However, the Reconstruction framers — those who wrote and helped to ratify the very clause that the challengers rely upon in Fisher — themselves enacted race-conscious measures, including efforts to ensure equality of educational opportunity for African-Americans. For instance, during the late 1860s, the federal government provided land and money for more than a dozen colleges and universities that primarily served African-American students. Therefore, the Reconstruction generation, like UT-Austin, recognized that in certain contexts race-conscious measures were necessary to ensure equal opportunities to all.

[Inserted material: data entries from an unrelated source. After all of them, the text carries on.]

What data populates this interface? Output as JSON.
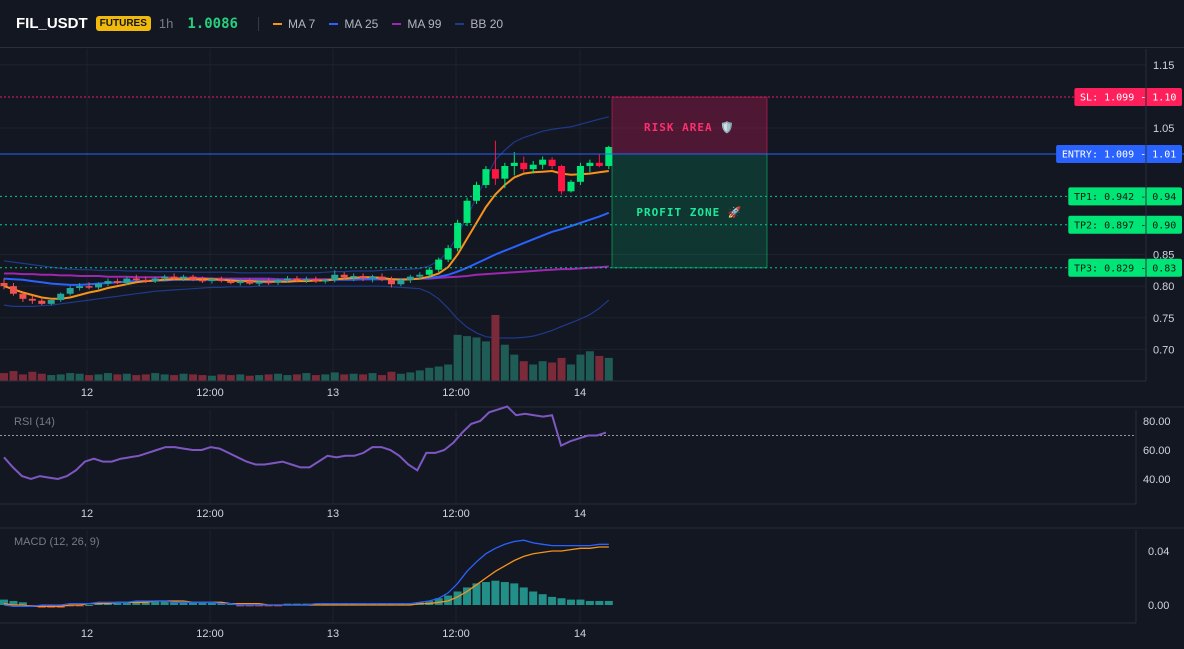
{
  "header": {
    "symbol": "FIL_USDT",
    "badge": "FUTURES",
    "timeframe": "1h",
    "price": "1.0086",
    "legend": [
      {
        "label": "MA 7",
        "color": "#f7931a"
      },
      {
        "label": "MA 25",
        "color": "#2962ff"
      },
      {
        "label": "MA 99",
        "color": "#9c27b0"
      },
      {
        "label": "BB 20",
        "color": "#1e3a8a"
      }
    ]
  },
  "colors": {
    "up": "#26a69a",
    "down": "#ef5350",
    "up_bright": "#00e676",
    "down_bright": "#ff1744",
    "rsi": "#7e57c2",
    "macd": "#2962ff",
    "signal": "#f7931a"
  },
  "price_axis": [
    "1.15",
    "1.05",
    "0.85",
    "0.80",
    "0.75",
    "0.70"
  ],
  "time_axis": [
    "12",
    "12:00",
    "13",
    "12:00",
    "14"
  ],
  "levels": {
    "sl": {
      "label": "SL: 1.099 - 1.10",
      "price": 1.099
    },
    "entry": {
      "label": "ENTRY: 1.009 - 1.01",
      "price": 1.009
    },
    "tp1": {
      "label": "TP1: 0.942 - 0.94",
      "price": 0.942
    },
    "tp2": {
      "label": "TP2: 0.897 - 0.90",
      "price": 0.897
    },
    "tp3": {
      "label": "TP3: 0.829 - 0.83",
      "price": 0.829
    }
  },
  "zones": {
    "risk": "RISK AREA 🛡️",
    "profit": "PROFIT ZONE 🚀"
  },
  "rsi": {
    "title": "RSI (14)",
    "axis": [
      "80.00",
      "60.00",
      "40.00"
    ],
    "reference": 70
  },
  "macd": {
    "title": "MACD (12, 26, 9)",
    "axis": [
      "0.04",
      "0.00"
    ]
  },
  "chart_data": {
    "type": "candlestick",
    "ylim": [
      0.67,
      1.17
    ],
    "candles": [
      [
        0.805,
        0.812,
        0.795,
        0.8
      ],
      [
        0.8,
        0.805,
        0.785,
        0.788
      ],
      [
        0.788,
        0.79,
        0.775,
        0.78
      ],
      [
        0.78,
        0.785,
        0.772,
        0.777
      ],
      [
        0.777,
        0.78,
        0.77,
        0.772
      ],
      [
        0.772,
        0.78,
        0.77,
        0.778
      ],
      [
        0.778,
        0.79,
        0.775,
        0.788
      ],
      [
        0.788,
        0.8,
        0.785,
        0.797
      ],
      [
        0.797,
        0.805,
        0.793,
        0.8
      ],
      [
        0.8,
        0.806,
        0.795,
        0.798
      ],
      [
        0.798,
        0.806,
        0.795,
        0.804
      ],
      [
        0.804,
        0.812,
        0.8,
        0.808
      ],
      [
        0.808,
        0.812,
        0.803,
        0.805
      ],
      [
        0.805,
        0.815,
        0.802,
        0.812
      ],
      [
        0.812,
        0.818,
        0.807,
        0.81
      ],
      [
        0.81,
        0.815,
        0.805,
        0.808
      ],
      [
        0.808,
        0.815,
        0.805,
        0.812
      ],
      [
        0.812,
        0.818,
        0.808,
        0.815
      ],
      [
        0.815,
        0.82,
        0.81,
        0.812
      ],
      [
        0.812,
        0.818,
        0.808,
        0.815
      ],
      [
        0.815,
        0.818,
        0.808,
        0.81
      ],
      [
        0.81,
        0.815,
        0.805,
        0.808
      ],
      [
        0.808,
        0.814,
        0.804,
        0.811
      ],
      [
        0.811,
        0.815,
        0.806,
        0.808
      ],
      [
        0.808,
        0.812,
        0.803,
        0.805
      ],
      [
        0.805,
        0.811,
        0.801,
        0.808
      ],
      [
        0.808,
        0.812,
        0.802,
        0.804
      ],
      [
        0.804,
        0.81,
        0.8,
        0.807
      ],
      [
        0.807,
        0.812,
        0.802,
        0.806
      ],
      [
        0.806,
        0.812,
        0.802,
        0.81
      ],
      [
        0.81,
        0.816,
        0.806,
        0.812
      ],
      [
        0.812,
        0.816,
        0.806,
        0.809
      ],
      [
        0.809,
        0.815,
        0.805,
        0.811
      ],
      [
        0.811,
        0.815,
        0.805,
        0.808
      ],
      [
        0.808,
        0.812,
        0.804,
        0.81
      ],
      [
        0.81,
        0.825,
        0.806,
        0.818
      ],
      [
        0.818,
        0.822,
        0.81,
        0.814
      ],
      [
        0.814,
        0.82,
        0.808,
        0.816
      ],
      [
        0.816,
        0.82,
        0.808,
        0.812
      ],
      [
        0.812,
        0.818,
        0.806,
        0.815
      ],
      [
        0.815,
        0.82,
        0.808,
        0.81
      ],
      [
        0.81,
        0.815,
        0.798,
        0.803
      ],
      [
        0.803,
        0.812,
        0.8,
        0.81
      ],
      [
        0.81,
        0.818,
        0.805,
        0.815
      ],
      [
        0.815,
        0.822,
        0.81,
        0.818
      ],
      [
        0.818,
        0.83,
        0.814,
        0.826
      ],
      [
        0.826,
        0.845,
        0.822,
        0.842
      ],
      [
        0.842,
        0.865,
        0.838,
        0.86
      ],
      [
        0.86,
        0.905,
        0.855,
        0.9
      ],
      [
        0.9,
        0.94,
        0.895,
        0.935
      ],
      [
        0.935,
        0.965,
        0.93,
        0.96
      ],
      [
        0.96,
        0.99,
        0.955,
        0.985
      ],
      [
        0.985,
        1.03,
        0.96,
        0.97
      ],
      [
        0.97,
        0.995,
        0.955,
        0.99
      ],
      [
        0.99,
        1.012,
        0.975,
        0.995
      ],
      [
        0.995,
        1.005,
        0.98,
        0.985
      ],
      [
        0.985,
        0.998,
        0.978,
        0.992
      ],
      [
        0.992,
        1.005,
        0.985,
        1.0
      ],
      [
        1.0,
        1.004,
        0.985,
        0.99
      ],
      [
        0.99,
        0.992,
        0.945,
        0.95
      ],
      [
        0.95,
        0.968,
        0.948,
        0.965
      ],
      [
        0.965,
        0.995,
        0.96,
        0.99
      ],
      [
        0.99,
        1.0,
        0.98,
        0.995
      ],
      [
        0.995,
        1.008,
        0.988,
        0.99
      ],
      [
        0.99,
        1.022,
        0.985,
        1.02
      ]
    ],
    "volumes": [
      0.12,
      0.15,
      0.1,
      0.14,
      0.11,
      0.09,
      0.1,
      0.12,
      0.11,
      0.09,
      0.1,
      0.12,
      0.1,
      0.11,
      0.09,
      0.1,
      0.12,
      0.1,
      0.09,
      0.11,
      0.1,
      0.09,
      0.08,
      0.1,
      0.09,
      0.1,
      0.08,
      0.09,
      0.1,
      0.11,
      0.09,
      0.1,
      0.12,
      0.09,
      0.1,
      0.13,
      0.1,
      0.11,
      0.1,
      0.12,
      0.09,
      0.14,
      0.11,
      0.13,
      0.16,
      0.2,
      0.22,
      0.25,
      0.7,
      0.68,
      0.66,
      0.6,
      1.0,
      0.55,
      0.4,
      0.3,
      0.25,
      0.3,
      0.28,
      0.35,
      0.25,
      0.4,
      0.45,
      0.38,
      0.35
    ],
    "ma7": [
      0.8,
      0.795,
      0.79,
      0.786,
      0.782,
      0.78,
      0.78,
      0.782,
      0.786,
      0.79,
      0.793,
      0.797,
      0.8,
      0.803,
      0.806,
      0.808,
      0.809,
      0.81,
      0.811,
      0.811,
      0.811,
      0.811,
      0.811,
      0.81,
      0.809,
      0.808,
      0.808,
      0.807,
      0.807,
      0.807,
      0.807,
      0.808,
      0.808,
      0.809,
      0.809,
      0.811,
      0.812,
      0.813,
      0.814,
      0.814,
      0.813,
      0.811,
      0.81,
      0.811,
      0.812,
      0.815,
      0.82,
      0.83,
      0.85,
      0.875,
      0.9,
      0.925,
      0.945,
      0.96,
      0.972,
      0.978,
      0.98,
      0.981,
      0.982,
      0.978,
      0.976,
      0.977,
      0.978,
      0.98,
      0.982
    ],
    "ma25": [
      0.812,
      0.811,
      0.81,
      0.808,
      0.806,
      0.804,
      0.803,
      0.802,
      0.802,
      0.803,
      0.804,
      0.805,
      0.806,
      0.807,
      0.808,
      0.808,
      0.809,
      0.809,
      0.81,
      0.81,
      0.81,
      0.81,
      0.81,
      0.81,
      0.81,
      0.809,
      0.809,
      0.809,
      0.809,
      0.809,
      0.809,
      0.809,
      0.809,
      0.809,
      0.809,
      0.81,
      0.81,
      0.81,
      0.811,
      0.811,
      0.811,
      0.811,
      0.811,
      0.811,
      0.812,
      0.813,
      0.815,
      0.818,
      0.823,
      0.829,
      0.836,
      0.843,
      0.85,
      0.856,
      0.862,
      0.868,
      0.874,
      0.88,
      0.886,
      0.89,
      0.895,
      0.9,
      0.905,
      0.91,
      0.916
    ],
    "ma99": [
      0.82,
      0.82,
      0.819,
      0.819,
      0.818,
      0.818,
      0.817,
      0.817,
      0.816,
      0.816,
      0.816,
      0.815,
      0.815,
      0.815,
      0.814,
      0.814,
      0.814,
      0.814,
      0.813,
      0.813,
      0.813,
      0.813,
      0.812,
      0.812,
      0.812,
      0.812,
      0.812,
      0.812,
      0.812,
      0.811,
      0.811,
      0.811,
      0.811,
      0.811,
      0.811,
      0.811,
      0.811,
      0.811,
      0.811,
      0.811,
      0.811,
      0.811,
      0.811,
      0.811,
      0.812,
      0.812,
      0.813,
      0.814,
      0.815,
      0.816,
      0.818,
      0.819,
      0.82,
      0.821,
      0.822,
      0.823,
      0.824,
      0.825,
      0.826,
      0.827,
      0.827,
      0.828,
      0.829,
      0.83,
      0.831
    ],
    "bb_upper": [
      0.84,
      0.838,
      0.836,
      0.834,
      0.832,
      0.83,
      0.828,
      0.827,
      0.826,
      0.826,
      0.825,
      0.825,
      0.825,
      0.824,
      0.824,
      0.824,
      0.823,
      0.823,
      0.823,
      0.823,
      0.822,
      0.822,
      0.822,
      0.822,
      0.822,
      0.821,
      0.821,
      0.821,
      0.821,
      0.821,
      0.821,
      0.821,
      0.821,
      0.821,
      0.822,
      0.823,
      0.823,
      0.824,
      0.824,
      0.824,
      0.825,
      0.826,
      0.826,
      0.827,
      0.828,
      0.832,
      0.84,
      0.855,
      0.88,
      0.91,
      0.94,
      0.97,
      1.0,
      1.015,
      1.028,
      1.035,
      1.04,
      1.045,
      1.048,
      1.05,
      1.052,
      1.056,
      1.06,
      1.064,
      1.068
    ],
    "bb_lower": [
      0.77,
      0.768,
      0.768,
      0.768,
      0.769,
      0.77,
      0.772,
      0.774,
      0.776,
      0.778,
      0.78,
      0.782,
      0.784,
      0.786,
      0.788,
      0.79,
      0.792,
      0.793,
      0.794,
      0.795,
      0.796,
      0.797,
      0.798,
      0.798,
      0.799,
      0.799,
      0.799,
      0.8,
      0.8,
      0.8,
      0.8,
      0.8,
      0.8,
      0.8,
      0.8,
      0.8,
      0.8,
      0.8,
      0.8,
      0.8,
      0.8,
      0.799,
      0.798,
      0.797,
      0.796,
      0.79,
      0.78,
      0.765,
      0.748,
      0.735,
      0.726,
      0.72,
      0.718,
      0.718,
      0.718,
      0.719,
      0.721,
      0.725,
      0.73,
      0.736,
      0.742,
      0.748,
      0.755,
      0.765,
      0.778
    ],
    "rsi_values": [
      55,
      48,
      42,
      40,
      42,
      41,
      40,
      42,
      46,
      52,
      54,
      52,
      52,
      54,
      55,
      56,
      58,
      60,
      62,
      62,
      61,
      60,
      60,
      62,
      61,
      58,
      55,
      52,
      50,
      50,
      51,
      52,
      50,
      48,
      48,
      52,
      56,
      55,
      56,
      56,
      58,
      62,
      62,
      60,
      56,
      50,
      46,
      58,
      58,
      60,
      65,
      72,
      78,
      80,
      86,
      88,
      90,
      84,
      85,
      84,
      83,
      84,
      63,
      66,
      68,
      70,
      70,
      72
    ],
    "macd_line": [
      0.0,
      -0.001,
      -0.001,
      -0.001,
      0.0,
      0.0,
      0.0,
      0.001,
      0.001,
      0.001,
      0.002,
      0.002,
      0.002,
      0.002,
      0.003,
      0.003,
      0.003,
      0.003,
      0.002,
      0.002,
      0.002,
      0.002,
      0.002,
      0.001,
      0.001,
      0.0,
      0.0,
      0.0,
      0.0,
      0.0,
      0.0,
      0.0,
      0.0,
      0.001,
      0.001,
      0.001,
      0.001,
      0.001,
      0.001,
      0.001,
      0.001,
      0.001,
      0.001,
      0.001,
      0.002,
      0.003,
      0.005,
      0.009,
      0.016,
      0.025,
      0.032,
      0.038,
      0.042,
      0.045,
      0.047,
      0.048,
      0.046,
      0.045,
      0.044,
      0.044,
      0.044,
      0.044,
      0.044,
      0.045,
      0.045
    ],
    "signal_line": [
      0.001,
      0.0,
      0.0,
      -0.001,
      -0.001,
      -0.001,
      -0.001,
      0.0,
      0.0,
      0.001,
      0.001,
      0.001,
      0.002,
      0.002,
      0.002,
      0.002,
      0.003,
      0.003,
      0.003,
      0.003,
      0.002,
      0.002,
      0.002,
      0.002,
      0.001,
      0.001,
      0.001,
      0.001,
      0.0,
      0.0,
      0.0,
      0.0,
      0.0,
      0.0,
      0.0,
      0.0,
      0.0,
      0.0,
      0.0,
      0.0,
      0.0,
      0.0,
      0.0,
      0.0,
      0.001,
      0.001,
      0.002,
      0.003,
      0.006,
      0.01,
      0.015,
      0.02,
      0.025,
      0.029,
      0.033,
      0.036,
      0.038,
      0.039,
      0.04,
      0.04,
      0.041,
      0.042,
      0.042,
      0.043,
      0.043
    ],
    "histogram": [
      0.004,
      0.003,
      0.002,
      -0.001,
      -0.002,
      -0.002,
      -0.002,
      -0.001,
      -0.001,
      0.0,
      0.001,
      0.001,
      0.002,
      0.002,
      0.002,
      0.003,
      0.003,
      0.003,
      0.003,
      0.002,
      0.002,
      0.002,
      0.002,
      0.001,
      0.001,
      -0.001,
      -0.001,
      -0.001,
      -0.001,
      -0.001,
      0.001,
      0.001,
      0.001,
      0.001,
      0.001,
      0.001,
      0.001,
      0.001,
      0.001,
      0.001,
      0.001,
      0.001,
      0.001,
      0.001,
      0.002,
      0.003,
      0.005,
      0.007,
      0.01,
      0.013,
      0.016,
      0.017,
      0.018,
      0.017,
      0.016,
      0.013,
      0.01,
      0.008,
      0.006,
      0.005,
      0.004,
      0.004,
      0.003,
      0.003,
      0.003
    ]
  }
}
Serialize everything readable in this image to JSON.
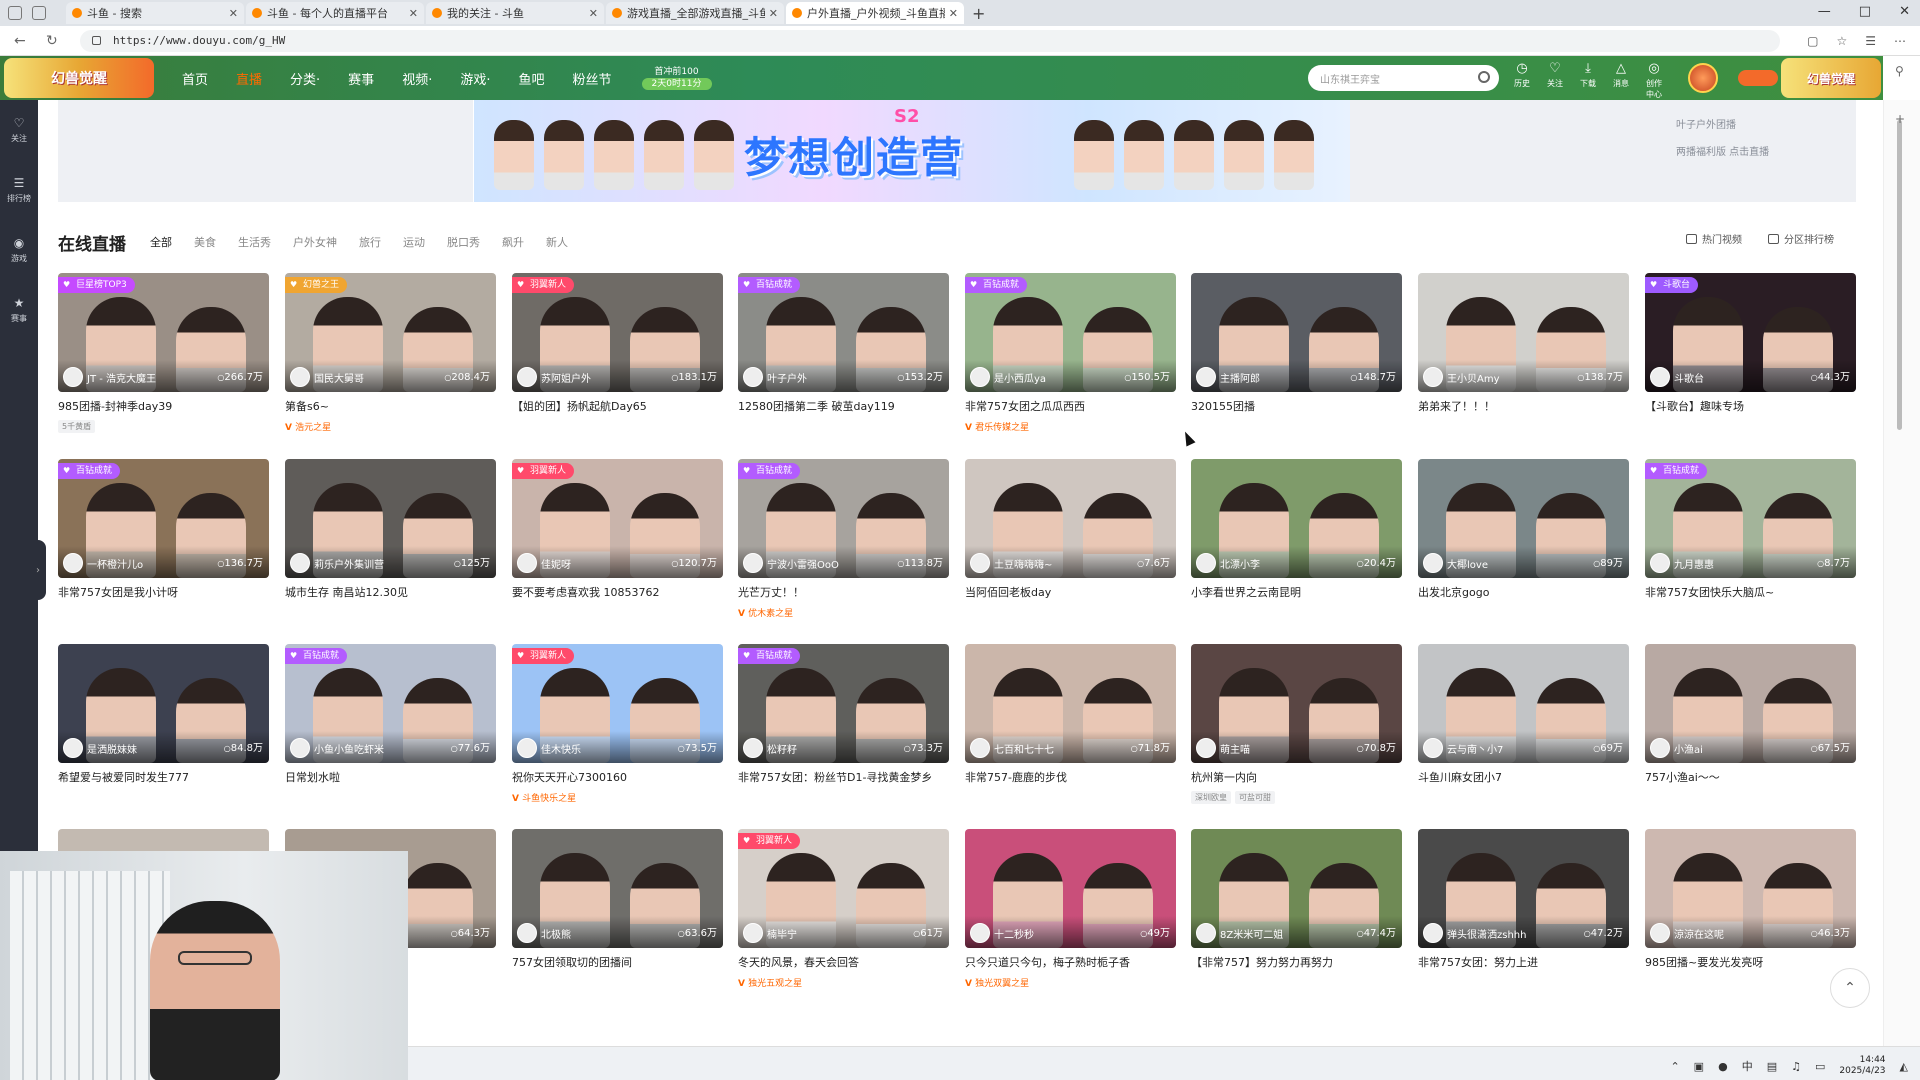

Finally, turning to voting rights, Shelby County vs. Holder challenges the preclearance requirement of the Voting Rights Act — a critical provision reauthorized by a near-unanimous Congress in 2006 that requires states with a history of racial discrimination in voting to get "preclearance" by the federal government of any change in voting. In Shelby County, the challengers argue that this requirement is an affront to state sovereignty.

However, the Fifteenth Amendment gave Congress sole authority to enact legislation necessary to end racial discrimination in state elections. Indeed, the text of the amendment itself provides in sweeping terms that "Congress shall have the power to enforce" its provisions "by appropriate legislation." When Congress acts to prevent racial discrimination in voting, such measures are entitled to great deference.

While "Lincoln" — as great a film as it is — could be the beginning of a profoundly necessary change in our understanding of constitutional history, a movie can take America just so far. Only the Supreme Court can truly give our Reconstruction founders, and the revolutionary amendments they produced, their appropriate due, and rarely have so many important cases been lined up to present ripe opportunities for the court to do so. The stakes are high, and the world is watching.

Doug Kendall is president and founder of Constitutional Accountability Center, a public interest law firm and action center in Washington, where Tom Donnelly is counsel and message director.